Rishi Sunak To End Asylum Claims From Small Boats In The Channel

Prime Minister Rishi Sunak has unveiled plans to restrict asylum access to those crossing the English Channel on small boats after making “stopping the boats” one of his priorities.

The Conservative leader said ministers will have a duty to remove anyone coming to the UK through this route.

However, the humanitarian charity, the British Red Cross called the plans “extremely concerning”.

Legislation to reform this aspect of asylum law is expected to be introduced to Parliament by Home Secretary Suella Braverman next week (Tuesday, March 5).

(PA) Rishi Sunak made ‘stopping the boats’ one of his five priorities (Image: PA)

Currently, asylum seekers have the right to remain in the UK while they have their cases heard by authorities.

Under legislation being proposed by the Government, those coming to the UK on small boats over the English Channel will be denied asylum, sent to Rwanda or a ‘safe third country’ and banned from returning permanently.

Mr Sunak told the Daily Mail on Sunday: “Make no mistake, if you come here illegally, you will not be able to stay.”

The Prime Minister is expected to travel to Paris for a UK-French summit where he will meet French President Emmanual Macron.

It is thought the two leaders will discuss the small boat crisis in the first such meeting between the two countries since 2018.

Rishi Sunak added that he pledged to “stop the boats once and for all”.

“Illegal migration is not fair on British taxpayers, it is not fair on those who come here legally and it is not right that criminal gangs should be allowed to continue their immoral trade. I am determined to deliver on my promise to stop the boats.”

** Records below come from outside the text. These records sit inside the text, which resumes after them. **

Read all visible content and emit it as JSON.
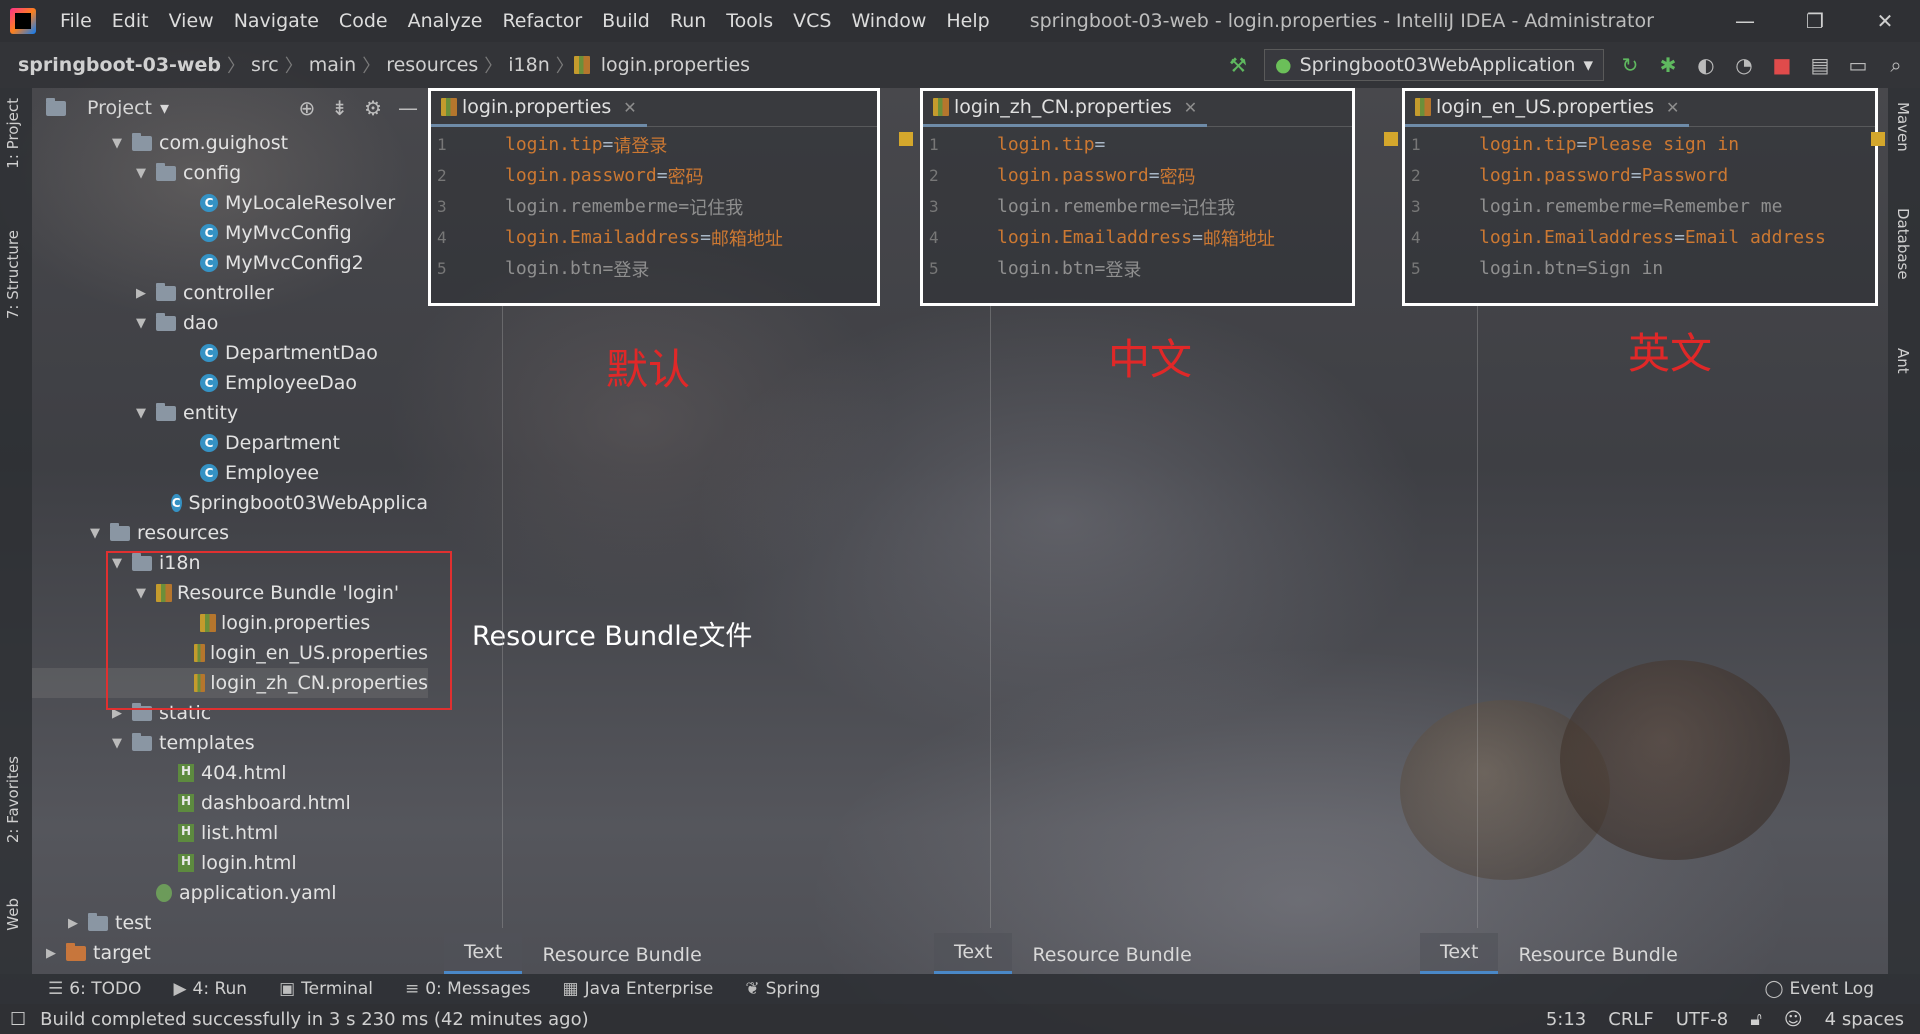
{
  "menubar": {
    "items": [
      "File",
      "Edit",
      "View",
      "Navigate",
      "Code",
      "Analyze",
      "Refactor",
      "Build",
      "Run",
      "Tools",
      "VCS",
      "Window",
      "Help"
    ],
    "title": "springboot-03-web - login.properties - IntelliJ IDEA - Administrator"
  },
  "navbar": {
    "crumbs": [
      "springboot-03-web",
      "src",
      "main",
      "resources",
      "i18n",
      "login.properties"
    ],
    "run_config": "Springboot03WebApplication"
  },
  "left_strip": {
    "project_tab": "1: Project",
    "structure_tab": "7: Structure",
    "favorites_tab": "2: Favorites",
    "web_tab": "Web"
  },
  "right_strip": {
    "maven_tab": "Maven",
    "database_tab": "Database",
    "ant_tab": "Ant"
  },
  "project": {
    "header": "Project",
    "tree": [
      {
        "label": "com.guighost",
        "icon": "folder",
        "arrow": "▼"
      },
      {
        "label": "config",
        "icon": "folder",
        "arrow": "▼"
      },
      {
        "label": "MyLocaleResolver",
        "icon": "class",
        "arrow": ""
      },
      {
        "label": "MyMvcConfig",
        "icon": "class",
        "arrow": ""
      },
      {
        "label": "MyMvcConfig2",
        "icon": "class",
        "arrow": ""
      },
      {
        "label": "controller",
        "icon": "folder",
        "arrow": "▶"
      },
      {
        "label": "dao",
        "icon": "folder",
        "arrow": "▼"
      },
      {
        "label": "DepartmentDao",
        "icon": "class",
        "arrow": ""
      },
      {
        "label": "EmployeeDao",
        "icon": "class",
        "arrow": ""
      },
      {
        "label": "entity",
        "icon": "folder",
        "arrow": "▼"
      },
      {
        "label": "Department",
        "icon": "class",
        "arrow": ""
      },
      {
        "label": "Employee",
        "icon": "class",
        "arrow": ""
      },
      {
        "label": "Springboot03WebApplica",
        "icon": "class",
        "arrow": ""
      },
      {
        "label": "resources",
        "icon": "folder",
        "arrow": "▼"
      },
      {
        "label": "i18n",
        "icon": "folder",
        "arrow": "▼"
      },
      {
        "label": "Resource Bundle 'login'",
        "icon": "bundle",
        "arrow": "▼"
      },
      {
        "label": "login.properties",
        "icon": "props",
        "arrow": ""
      },
      {
        "label": "login_en_US.properties",
        "icon": "props",
        "arrow": ""
      },
      {
        "label": "login_zh_CN.properties",
        "icon": "props",
        "arrow": ""
      },
      {
        "label": "static",
        "icon": "folder",
        "arrow": "▶"
      },
      {
        "label": "templates",
        "icon": "folder",
        "arrow": "▼"
      },
      {
        "label": "404.html",
        "icon": "html",
        "arrow": ""
      },
      {
        "label": "dashboard.html",
        "icon": "html",
        "arrow": ""
      },
      {
        "label": "list.html",
        "icon": "html",
        "arrow": ""
      },
      {
        "label": "login.html",
        "icon": "html",
        "arrow": ""
      },
      {
        "label": "application.yaml",
        "icon": "yaml",
        "arrow": ""
      },
      {
        "label": "test",
        "icon": "folder",
        "arrow": "▶"
      },
      {
        "label": "target",
        "icon": "folder-orange",
        "arrow": "▶"
      }
    ]
  },
  "annotation": {
    "resource_bundle": "Resource Bundle文件"
  },
  "editors": [
    {
      "tab": "login.properties",
      "label": "默认",
      "lines": [
        {
          "n": "1",
          "key": "login.tip",
          "value": "请登录",
          "dim": false
        },
        {
          "n": "2",
          "key": "login.password",
          "value": "密码",
          "dim": false
        },
        {
          "n": "3",
          "key": "login.rememberme",
          "value": "记住我",
          "dim": true
        },
        {
          "n": "4",
          "key": "login.Emailaddress",
          "value": "邮箱地址",
          "dim": false
        },
        {
          "n": "5",
          "key": "login.btn",
          "value": "登录",
          "dim": true
        }
      ],
      "bottom_tabs": [
        "Text",
        "Resource Bundle"
      ]
    },
    {
      "tab": "login_zh_CN.properties",
      "label": "中文",
      "lines": [
        {
          "n": "1",
          "key": "login.tip",
          "value": "",
          "dim": false
        },
        {
          "n": "2",
          "key": "login.password",
          "value": "密码",
          "dim": false
        },
        {
          "n": "3",
          "key": "login.rememberme",
          "value": "记住我",
          "dim": true
        },
        {
          "n": "4",
          "key": "login.Emailaddress",
          "value": "邮箱地址",
          "dim": false
        },
        {
          "n": "5",
          "key": "login.btn",
          "value": "登录",
          "dim": true
        }
      ],
      "bottom_tabs": [
        "Text",
        "Resource Bundle"
      ]
    },
    {
      "tab": "login_en_US.properties",
      "label": "英文",
      "lines": [
        {
          "n": "1",
          "key": "login.tip",
          "value": "Please sign in",
          "dim": false
        },
        {
          "n": "2",
          "key": "login.password",
          "value": "Password",
          "dim": false
        },
        {
          "n": "3",
          "key": "login.rememberme",
          "value": "Remember me",
          "dim": true
        },
        {
          "n": "4",
          "key": "login.Emailaddress",
          "value": "Email address",
          "dim": false
        },
        {
          "n": "5",
          "key": "login.btn",
          "value": "Sign in",
          "dim": true
        }
      ],
      "bottom_tabs": [
        "Text",
        "Resource Bundle"
      ]
    }
  ],
  "toolwindows": [
    "6: TODO",
    "4: Run",
    "Terminal",
    "0: Messages",
    "Java Enterprise",
    "Spring"
  ],
  "event_log": "Event Log",
  "status": {
    "message": "Build completed successfully in 3 s 230 ms (42 minutes ago)",
    "position": "5:13",
    "line_sep": "CRLF",
    "encoding": "UTF-8",
    "indent": "4 spaces"
  },
  "colors": {
    "key": "#cc7832",
    "highlight_box": "#ffffff",
    "annotation_red": "#e02828"
  }
}
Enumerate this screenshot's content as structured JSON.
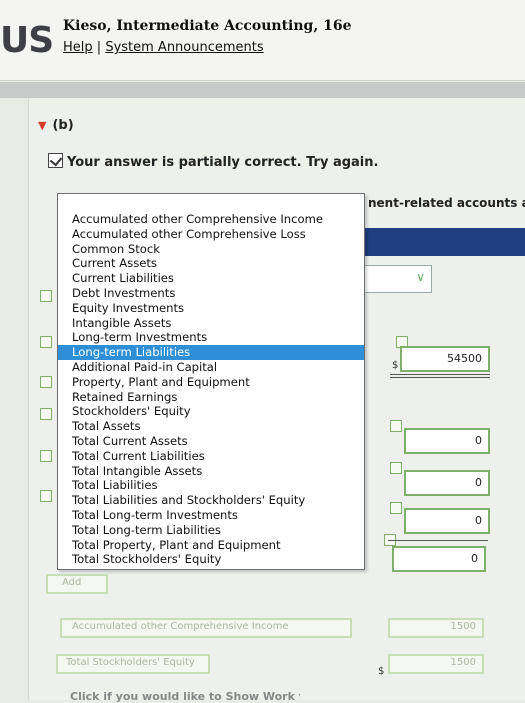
{
  "header": {
    "logo_text": "US",
    "book_title": "Kieso, Intermediate Accounting, 16e",
    "help_link": "Help",
    "separator": "|",
    "announcements_link": "System Announcements"
  },
  "part": {
    "label": "(b)"
  },
  "feedback": {
    "text": "Your answer is partially correct.  Try again."
  },
  "right_label": "nent-related accounts at",
  "dropdown": {
    "options": [
      "Accumulated other Comprehensive Income",
      "Accumulated other Comprehensive Loss",
      "Common Stock",
      "Current Assets",
      "Current Liabilities",
      "Debt Investments",
      "Equity Investments",
      "Intangible Assets",
      "Long-term Investments",
      "Long-term Liabilities",
      "Additional Paid-in Capital",
      "Property, Plant and Equipment",
      "Retained Earnings",
      "Stockholders' Equity",
      "Total Assets",
      "Total Current Assets",
      "Total Current Liabilities",
      "Total Intangible Assets",
      "Total Liabilities",
      "Total Liabilities and Stockholders' Equity",
      "Total Long-term Investments",
      "Total Long-term Liabilities",
      "Total Property, Plant and Equipment",
      "Total Stockholders' Equity"
    ],
    "selected_index": 9
  },
  "amounts": {
    "dollar": "$",
    "v1": "54500",
    "v2": "0",
    "v3": "0",
    "v4": "0",
    "v5": "0",
    "v6": "1500",
    "v7": "1500"
  },
  "bottom": {
    "add_button": "Add",
    "row_aoci": "Accumulated other Comprehensive Income",
    "row_tse": "Total Stockholders' Equity",
    "hint": "Click if you would like to Show Work for this question"
  },
  "colors": {
    "accent_green": "#7fb069",
    "select_blue": "#2f8fd6",
    "band_navy": "#1f3f82"
  }
}
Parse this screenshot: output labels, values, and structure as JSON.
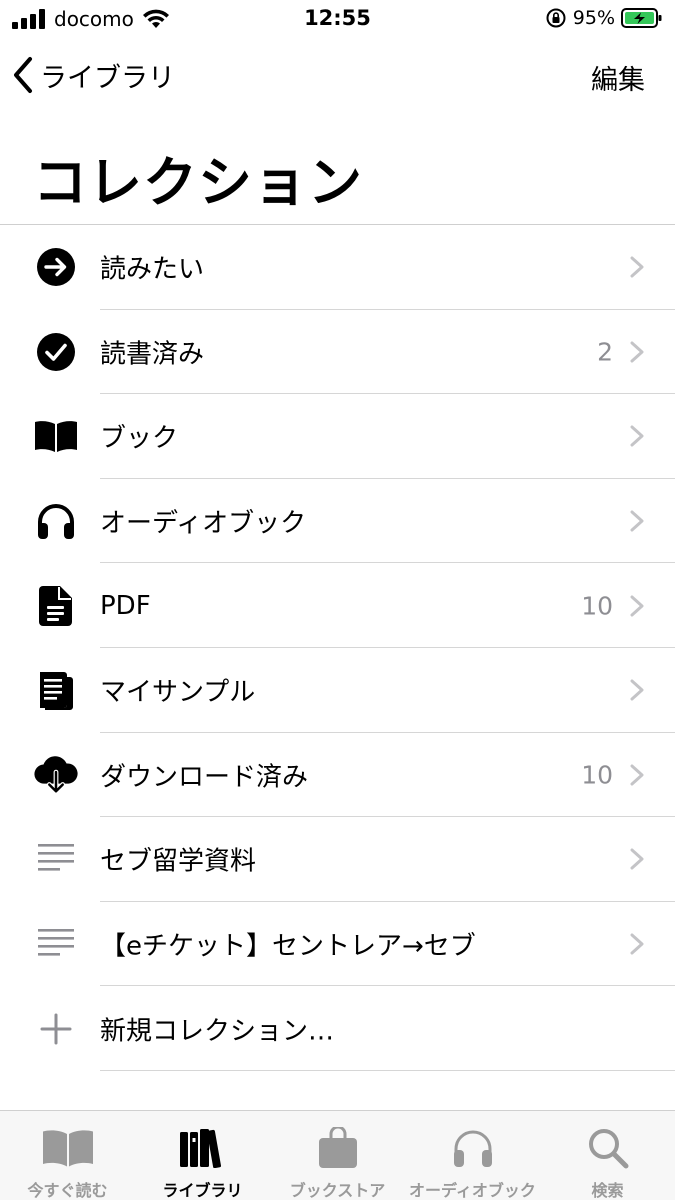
{
  "status_bar": {
    "carrier": "docomo",
    "time": "12:55",
    "battery": "95%"
  },
  "nav": {
    "back_label": "ライブラリ",
    "edit_label": "編集"
  },
  "page": {
    "title": "コレクション"
  },
  "collections": [
    {
      "label": "読みたい",
      "count": "",
      "icon": "arrow-circle-icon"
    },
    {
      "label": "読書済み",
      "count": "2",
      "icon": "checkmark-circle-icon"
    },
    {
      "label": "ブック",
      "count": "",
      "icon": "open-book-icon"
    },
    {
      "label": "オーディオブック",
      "count": "",
      "icon": "headphones-icon"
    },
    {
      "label": "PDF",
      "count": "10",
      "icon": "document-icon"
    },
    {
      "label": "マイサンプル",
      "count": "",
      "icon": "sample-pages-icon"
    },
    {
      "label": "ダウンロード済み",
      "count": "10",
      "icon": "cloud-download-icon"
    },
    {
      "label": "セブ留学資料",
      "count": "",
      "icon": "list-lines-icon"
    },
    {
      "label": "【eチケット】セントレア→セブ",
      "count": "",
      "icon": "list-lines-icon"
    },
    {
      "label": "新規コレクション…",
      "count": "",
      "icon": "plus-icon"
    }
  ],
  "tab_bar": {
    "active": "ライブラリ",
    "tabs": [
      {
        "label": "今すぐ読む",
        "icon": "reading-now-icon"
      },
      {
        "label": "ライブラリ",
        "icon": "library-icon"
      },
      {
        "label": "ブックストア",
        "icon": "bag-icon"
      },
      {
        "label": "オーディオブック",
        "icon": "headphones-icon"
      },
      {
        "label": "検索",
        "icon": "search-icon"
      }
    ]
  },
  "colors": {
    "accent": "#000000",
    "secondary_text": "#8e8e93",
    "battery_green": "#34c759",
    "tab_inactive": "#9a9a9a"
  }
}
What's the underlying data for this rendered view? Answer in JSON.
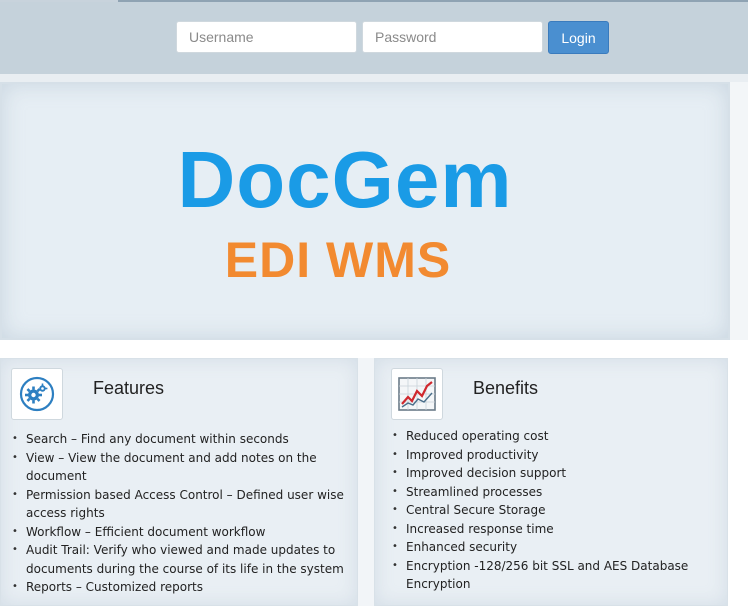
{
  "login": {
    "username_placeholder": "Username",
    "password_placeholder": "Password",
    "login_label": "Login"
  },
  "hero": {
    "brand": "DocGem",
    "subtitle": "EDI WMS"
  },
  "features": {
    "title": "Features",
    "icon": "gears-icon",
    "items": [
      "Search – Find any document within seconds",
      "View – View the document and add notes on the document",
      "Permission based Access Control – Defined user wise access rights",
      "Workflow – Efficient document workflow",
      "Audit Trail: Verify who viewed and made updates to documents during the course of its life in the system",
      "Reports – Customized reports"
    ]
  },
  "benefits": {
    "title": "Benefits",
    "icon": "line-chart-icon",
    "items": [
      "Reduced operating cost",
      "Improved productivity",
      "Improved decision support",
      "Streamlined processes",
      "Central Secure Storage",
      "Increased response time",
      "Enhanced security",
      "Encryption -128/256 bit SSL and AES Database Encryption"
    ]
  },
  "colors": {
    "brand_blue": "#1a9be6",
    "brand_orange": "#f28a30",
    "login_button": "#4a8fd0",
    "header_bg": "#c5d2db"
  }
}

Charities call new small boats law ‘vindictive and dysfunctional’ The British Red Cross said such plans would do little to stop people from risking their lives to reach the UK while Freedom from Torture added that the plans were “vindictive and dysfunctional”.

The government’s new pledge is not totally straightforward as plans to remove refugees to Rwanda have been put on hold.

There are also no returns agreements in place with any EU nations.

However, it is expected this controversial plan will get underway once opposition and legal interventions have been overcome.

Many who oppose sending refugees to the African nation of Rwanda argue that the country is not safe and that the scheme breaks human rights law.

Under the Rwanda plan, refugees could be granted refugee status to stay in Rwanda or a third-party nation.

The Government has said this will discourage people from crossing the Channel but there is little evidence to suggest this has happened so far with the number of crossings in 2022 being the highest since 2018.